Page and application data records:

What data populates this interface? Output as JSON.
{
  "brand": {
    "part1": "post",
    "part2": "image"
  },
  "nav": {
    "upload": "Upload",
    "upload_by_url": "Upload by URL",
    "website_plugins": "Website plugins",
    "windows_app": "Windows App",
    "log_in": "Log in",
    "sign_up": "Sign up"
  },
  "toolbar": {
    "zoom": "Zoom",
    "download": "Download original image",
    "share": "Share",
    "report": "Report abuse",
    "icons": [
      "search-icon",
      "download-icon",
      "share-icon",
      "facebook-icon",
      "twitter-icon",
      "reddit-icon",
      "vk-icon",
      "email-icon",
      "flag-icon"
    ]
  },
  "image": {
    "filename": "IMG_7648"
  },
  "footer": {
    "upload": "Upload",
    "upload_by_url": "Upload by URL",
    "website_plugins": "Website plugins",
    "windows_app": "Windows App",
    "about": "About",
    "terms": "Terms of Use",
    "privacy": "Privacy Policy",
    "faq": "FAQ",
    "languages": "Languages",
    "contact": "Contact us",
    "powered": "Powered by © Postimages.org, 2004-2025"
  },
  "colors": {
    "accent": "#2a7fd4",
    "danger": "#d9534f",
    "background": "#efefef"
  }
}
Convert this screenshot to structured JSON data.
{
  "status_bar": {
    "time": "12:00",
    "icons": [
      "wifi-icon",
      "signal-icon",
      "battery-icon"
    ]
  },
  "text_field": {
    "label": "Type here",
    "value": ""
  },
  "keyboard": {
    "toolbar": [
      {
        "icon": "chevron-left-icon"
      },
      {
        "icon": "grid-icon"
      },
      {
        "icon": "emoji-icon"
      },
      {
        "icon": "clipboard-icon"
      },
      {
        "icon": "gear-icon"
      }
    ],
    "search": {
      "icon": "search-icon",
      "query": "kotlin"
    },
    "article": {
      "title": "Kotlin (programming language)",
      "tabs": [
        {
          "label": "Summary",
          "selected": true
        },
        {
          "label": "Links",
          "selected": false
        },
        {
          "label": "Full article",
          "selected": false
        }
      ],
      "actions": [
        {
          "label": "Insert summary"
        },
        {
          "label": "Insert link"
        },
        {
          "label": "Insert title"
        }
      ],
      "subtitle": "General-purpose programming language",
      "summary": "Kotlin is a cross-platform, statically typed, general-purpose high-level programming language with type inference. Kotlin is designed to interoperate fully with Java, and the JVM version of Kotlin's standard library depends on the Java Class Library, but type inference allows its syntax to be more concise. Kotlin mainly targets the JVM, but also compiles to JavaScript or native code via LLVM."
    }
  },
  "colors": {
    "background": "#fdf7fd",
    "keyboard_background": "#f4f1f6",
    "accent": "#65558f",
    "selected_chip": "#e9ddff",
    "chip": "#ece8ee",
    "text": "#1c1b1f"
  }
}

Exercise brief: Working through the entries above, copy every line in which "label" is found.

Problem solution:
    "label": "Type here",
          "label": "Summary",
          "label": "Links",
          "label": "Full article",
          "label": "Insert summary"
          "label": "Insert link"
          "label": "Insert title"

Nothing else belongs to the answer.